AP Art History: studying talented artists of the past and present

Arts

If you want to learn about the history of art, AP Art History is the class for you. This class, taught by English and Creative Arts teacher Heidi Hojnicki, is offered based on enrollment. The class studies art from 30,000 BCE to present day from all over the world, looking at it in context of how it was made and its significance to its time.

Of course, since it’s an AP class, Ms. Hojnicki has to follow a curriculum that prepares her students to take the exam in May. “It used to be that anything was fair game, but [The College Board] narrowed it down to 250 specific images you have to know inside and out,” she said. This means that students have to memorize everything about these 250 images. Specifically, with each work, students have to know four things: form, function, content, and context, and apply it to the multiple choice and essay sections of the exam.

Despite this, Ms. Hojnicki said that the class is very fast paced, as students have to learn so much in such a short period of time. The history aspect of the class comes when students are required to know the function and time periods of the pieces. “We spend time looking at how different cultures affected different art making, the way they influence each other, what changed in their art making when they encountered each other. “A lot of it was related to what was happening in the world at that time, whether it was colonialism, war, or trade,” she said. “Last time, the AP went well, so during the month of April, I held optional Sunday classes, so the students that prepared on their own got the fives. I was really pleased with how everyone did. There were no big surprises.”

Seniors Jenna Blocher and Madeleine Pelletier are both taking AP Art History and are very excited for the year ahead, especially for the museum trips. They describe Ms. Hojnicki as having a deep passion for teaching the class, making the rigorous class fun to be a part of. They also both agreed that the class requires deep analytical skills that the students apply to the art pieces. “I’m interested in art and I want to learn more about geography,” Madeleine said. As mentioned before, the class will eventually pursue a trip to the Metropolitan Museum of Art in New York and perhaps also to the Brooklyn Museum of Art.

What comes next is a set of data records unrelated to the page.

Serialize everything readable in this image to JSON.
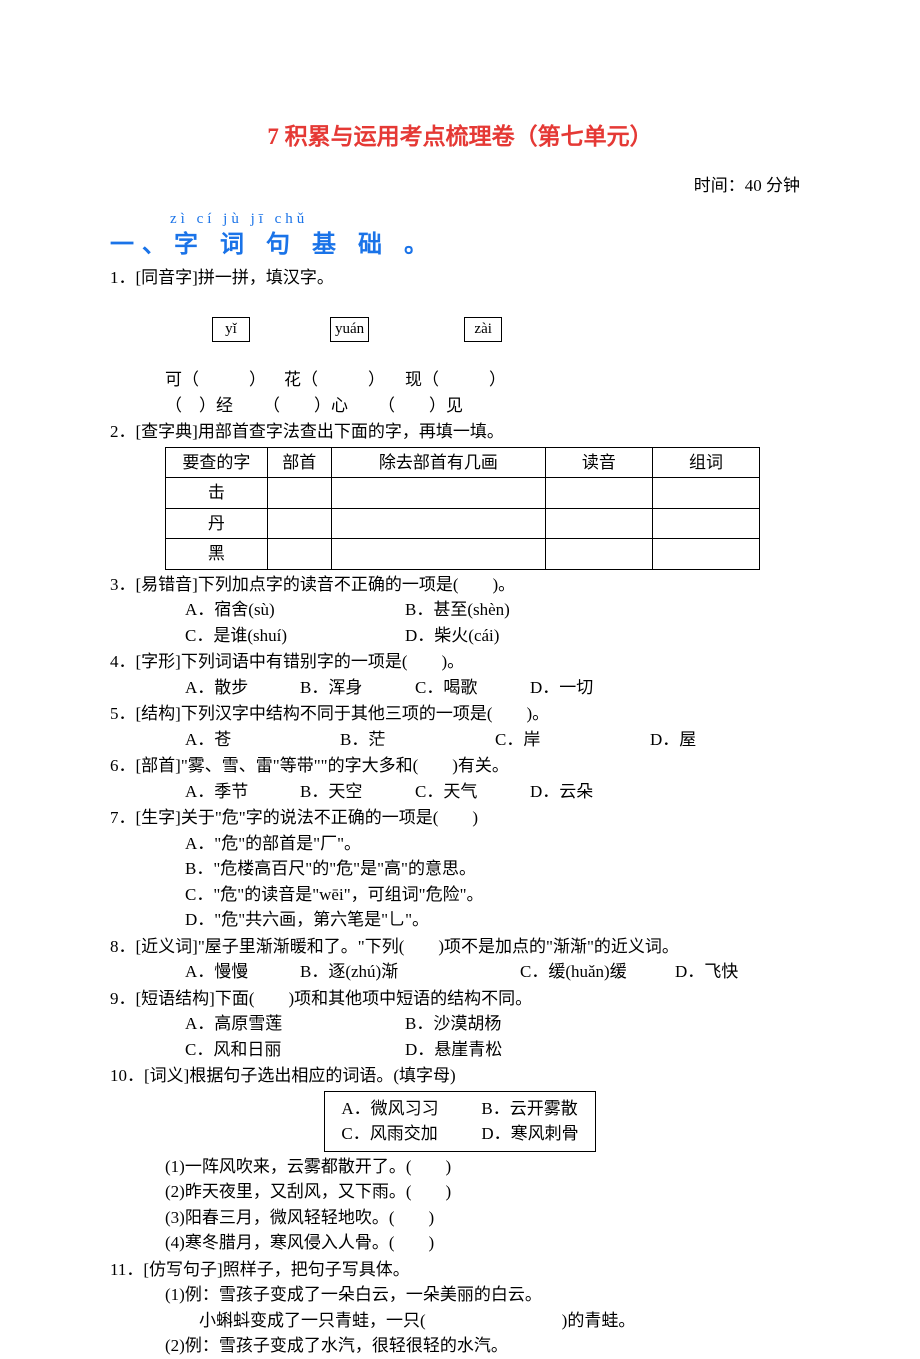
{
  "title": "7 积累与运用考点梳理卷（第七单元）",
  "time": "时间：40 分钟",
  "section1_pinyin": "zì cí jù jī chǔ",
  "section1": "一、字 词 句 基 础 。",
  "q1": {
    "stem": "1．[同音字]拼一拼，填汉字。",
    "p1": "yǐ",
    "p2": "yuán",
    "p3": "zài",
    "r1a": "可（",
    "r1b": "）",
    "r1c": "花（",
    "r1d": "）",
    "r1e": "现（",
    "r1f": "）",
    "r2a": "（　）经",
    "r2b": "（　　）心",
    "r2c": "（　　）见"
  },
  "q2": {
    "stem": "2．[查字典]用部首查字法查出下面的字，再填一填。",
    "headers": [
      "要查的字",
      "部首",
      "除去部首有几画",
      "读音",
      "组词"
    ],
    "rows": [
      "击",
      "丹",
      "黑"
    ]
  },
  "q3": {
    "stem": "3．[易错音]下列加点字的读音不正确的一项是(　　)。",
    "a": "A．宿舍(sù)",
    "b": "B．甚至(shèn)",
    "c": "C．是谁(shuí)",
    "d": "D．柴火(cái)"
  },
  "q4": {
    "stem": "4．[字形]下列词语中有错别字的一项是(　　)。",
    "a": "A．散步",
    "b": "B．浑身",
    "c": "C．喝歌",
    "d": "D．一切"
  },
  "q5": {
    "stem": "5．[结构]下列汉字中结构不同于其他三项的一项是(　　)。",
    "a": "A．苍",
    "b": "B．茫",
    "c": "C．岸",
    "d": "D．屋"
  },
  "q6": {
    "stem": "6．[部首]\"雾、雪、雷\"等带\"\"的字大多和(　　)有关。",
    "a": "A．季节",
    "b": "B．天空",
    "c": "C．天气",
    "d": "D．云朵"
  },
  "q7": {
    "stem": "7．[生字]关于\"危\"字的说法不正确的一项是(　　)",
    "a": "A．\"危\"的部首是\"厂\"。",
    "b": "B．\"危楼高百尺\"的\"危\"是\"高\"的意思。",
    "c": "C．\"危\"的读音是\"wēi\"，可组词\"危险\"。",
    "d": "D．\"危\"共六画，第六笔是\"乚\"。"
  },
  "q8": {
    "stem": "8．[近义词]\"屋子里渐渐暖和了。\"下列(　　)项不是加点的\"渐渐\"的近义词。",
    "a": "A．慢慢",
    "b": "B．逐(zhú)渐",
    "c": "C．缓(huǎn)缓",
    "d": "D．飞快"
  },
  "q9": {
    "stem": "9．[短语结构]下面(　　)项和其他项中短语的结构不同。",
    "a": "A．高原雪莲",
    "b": "B．沙漠胡杨",
    "c": "C．风和日丽",
    "d": "D．悬崖青松"
  },
  "q10": {
    "stem": "10．[词义]根据句子选出相应的词语。(填字母)",
    "box_r1a": "A．微风习习",
    "box_r1b": "B．云开雾散",
    "box_r2a": "C．风雨交加",
    "box_r2b": "D．寒风刺骨",
    "s1": "(1)一阵风吹来，云雾都散开了。(　　)",
    "s2": "(2)昨天夜里，又刮风，又下雨。(　　)",
    "s3": "(3)阳春三月，微风轻轻地吹。(　　)",
    "s4": "(4)寒冬腊月，寒风侵入人骨。(　　)"
  },
  "q11": {
    "stem": "11．[仿写句子]照样子，把句子写具体。",
    "s1a": "(1)例：雪孩子变成了一朵白云，一朵美丽的白云。",
    "s1b": "小蝌蚪变成了一只青蛙，一只(　　　　　　　　)的青蛙。",
    "s2": "(2)例：雪孩子变成了水汽，很轻很轻的水汽。"
  }
}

Ms. Hojnicki is also interested in doing an art history June term. “It’s an academic class. We don’t create art; we study it,” Ms. Hojnicki said. “Students who take studio art bring a lot of analysis skills already. They understand form, composition and things like that.”

The challenges that the course present are well worth the time and effort that one puts in. Especially because it is only offered with enough interest shown, students should take the opportunity to review the requirements and see how the class might fit their interests and what they want to pursue.

Overall, Ms. Hojnicki recommends the class to anyone who wants to be challenged in art history, or anyone who has an interest in either art, history, or both.